We then ended up in Patzcuaro, the heart of Michoacan. Wow, what a beautiful city. We stayed in the truck right on the main square that was surrounded by colonial buildings and large trees with fountains in the center of the plaza. Since we were not paying for camping, we decided to go out for dinner. In another smaller square a block away, we found all of the taco stands and cheaper food that we had been looking for. We decided upon a chicken place that looked good. The plates they were serving were huge. We sat down at a table that was part of the preparation area and waited for our food, they were very busy. While we waited, I noticed the cook ladle a large spatula full of lard from a nearby five gallon bucket. Yikes. Then a small boy about five years or so tapped me on the shoulder. He was wearing a shirt with Mickey mouse on it and the word “Mickey” printed along the top. I turned around and he forcefully stuck his hand out and said, “Money” in English. I was a little startled by his brazenness and I replied, “No tengo” (I don’t have any) Obviously, he was prepared for this answer an he replied a little too knowingly and quickly “Si, tu tienes” (Yes you do) with a cute little smile. Yikes again. I chose to ignore instead and he went away. After dinner, we did find him and give him our leftover chicken, which he gladly accepted without hesitation.
We were a little cold up in the mountains:) We might have to head back to the beach soon to warm up again.

Lyndi and Ozzie

Tuesday, January 13, 2009

Visitamos el Doctor

Well, the visit to the doctor was successful in many ways. First, the son of the owner of the campground, Estaban Chico, drove us to his uncle’s house where he has his private office and practice. We all went into the examination room together and the doctor proceeded to ask Ozzie questions about his ailments. Estaban Chico, the son tried to translate some but, Ozzie and I understood a lot of what he said in Spanish. Then, once he determined that Ozzie had bronchitis, he had him breath in some medicine through a vaporizer. Not a common practice in the US, but seemed to help with Ozzie’s coughing. While we were waiting for Ozzie to breath, the doctor seemed genuinely interested in what we were doing and where we had visited in Colima. We politely asked about the rocks that made up one rock wall in his office. They were very old petroglyphs and they had been cemented into the wall of the house about 50 years ago.
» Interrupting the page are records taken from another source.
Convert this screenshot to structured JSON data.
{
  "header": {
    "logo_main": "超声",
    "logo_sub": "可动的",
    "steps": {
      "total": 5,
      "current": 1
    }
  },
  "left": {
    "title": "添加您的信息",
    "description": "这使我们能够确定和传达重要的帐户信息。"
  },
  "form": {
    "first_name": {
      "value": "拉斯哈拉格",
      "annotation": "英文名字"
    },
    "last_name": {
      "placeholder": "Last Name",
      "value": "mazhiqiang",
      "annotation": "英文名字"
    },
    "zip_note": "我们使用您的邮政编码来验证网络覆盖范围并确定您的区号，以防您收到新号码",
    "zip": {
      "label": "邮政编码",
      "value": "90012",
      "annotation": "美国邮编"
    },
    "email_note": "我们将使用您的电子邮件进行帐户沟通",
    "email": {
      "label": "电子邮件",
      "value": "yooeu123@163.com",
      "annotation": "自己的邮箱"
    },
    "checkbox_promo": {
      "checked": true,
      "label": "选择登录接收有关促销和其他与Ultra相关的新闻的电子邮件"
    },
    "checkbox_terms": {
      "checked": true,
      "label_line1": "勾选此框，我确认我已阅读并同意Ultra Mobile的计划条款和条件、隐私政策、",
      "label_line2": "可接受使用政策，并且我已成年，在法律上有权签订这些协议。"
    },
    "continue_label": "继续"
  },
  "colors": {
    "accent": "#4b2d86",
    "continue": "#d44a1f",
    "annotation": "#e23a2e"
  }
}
He became very excited and asked us to come to the back to see the rest of his collection. He had several artifacts in a glass case and he went into another room to bring out a large stone that had been carved into the shape of a baby. These rocks were probably carved out thousands of years ago and this doctor had them in his house. The Grandfather of Estaban Chico had purchased the house along with the artifacts several years ago and it remains in the family. It is located right off of the main square in Central Colima. I joked that he had his own museum in his office. He laughed and said it was a “museo en la sala” All in all the visit cost about 55 dollars and Ozzie received very personal care. The only problem we had was a pesky mosquito that kept biting us while we sat in the office. The doctor was not in a hurry and he seemed very thorough. Also, the mini tour we had of his collection was definitely worth the visit. I did not have my camera with me so I did not get to document our tour. Ozzie is on antibiotics now and hopefully on the mend. He was not happy about going to the doctor at first but realized that it was a good cultural experience for us. Now, we are back at the campground resting and planning on leaving tomorrow.